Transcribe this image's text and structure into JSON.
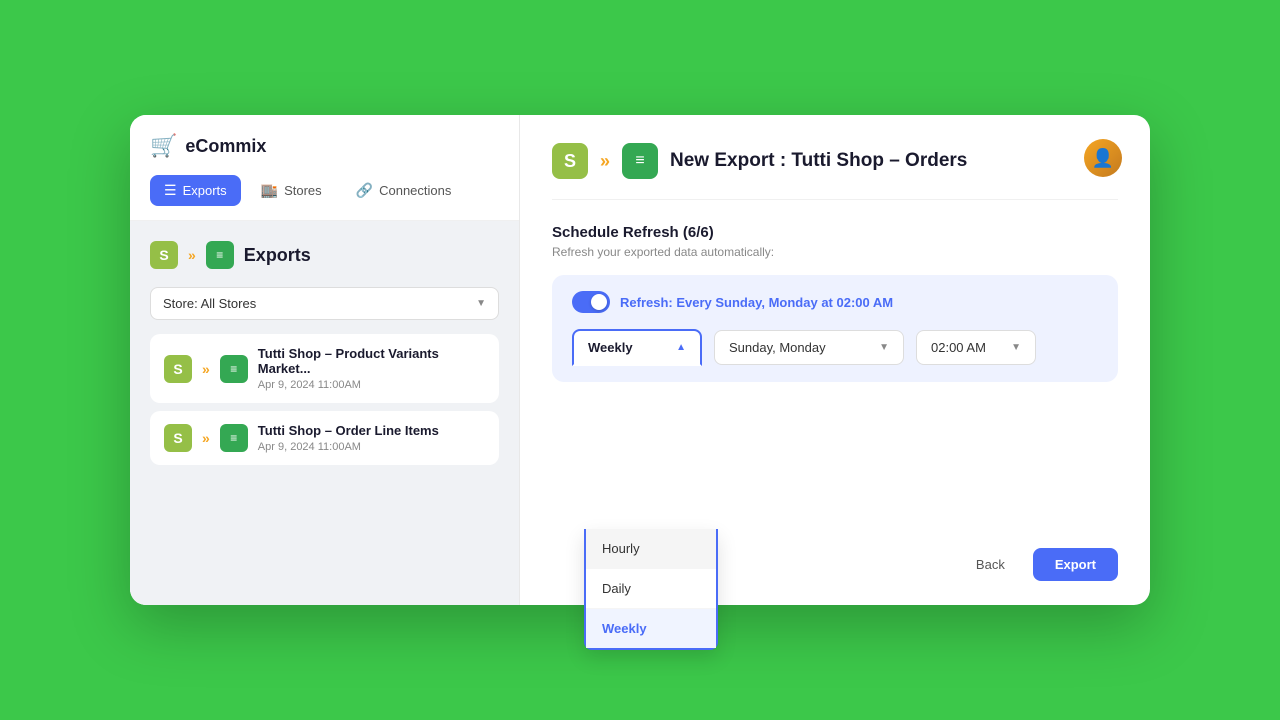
{
  "app": {
    "name": "eCommix",
    "logo_unicode": "🛒"
  },
  "header": {
    "avatar_label": "User Avatar"
  },
  "nav": {
    "tabs": [
      {
        "id": "exports",
        "label": "Exports",
        "active": true,
        "icon": "☰"
      },
      {
        "id": "stores",
        "label": "Stores",
        "active": false,
        "icon": "🏬"
      },
      {
        "id": "connections",
        "label": "Connections",
        "active": false,
        "icon": "🔗"
      }
    ]
  },
  "sidebar": {
    "exports_title": "Exports",
    "store_filter": "Store: All Stores",
    "items": [
      {
        "name": "Tutti Shop – Product Variants Market...",
        "date": "Apr 9, 2024 11:00AM"
      },
      {
        "name": "Tutti Shop – Order Line Items",
        "date": "Apr 9, 2024 11:00AM"
      }
    ]
  },
  "export_panel": {
    "title": "New Export : Tutti Shop – Orders",
    "step_label": "Schedule Refresh (6/6)",
    "step_subtitle": "Refresh your exported data automatically:",
    "refresh_text": "Refresh: Every Sunday, Monday at 02:00 AM",
    "frequency_dropdown": {
      "selected": "Weekly",
      "options": [
        "Hourly",
        "Daily",
        "Weekly"
      ]
    },
    "days_dropdown": {
      "selected": "Sunday, Monday"
    },
    "time_dropdown": {
      "selected": "02:00 AM"
    },
    "back_label": "Back",
    "export_label": "Export"
  }
}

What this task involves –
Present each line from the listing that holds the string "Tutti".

Written answer –
        "name": "Tutti Shop – Product Variants Market...",
        "name": "Tutti Shop – Order Line Items",
    "title": "New Export : Tutti Shop – Orders",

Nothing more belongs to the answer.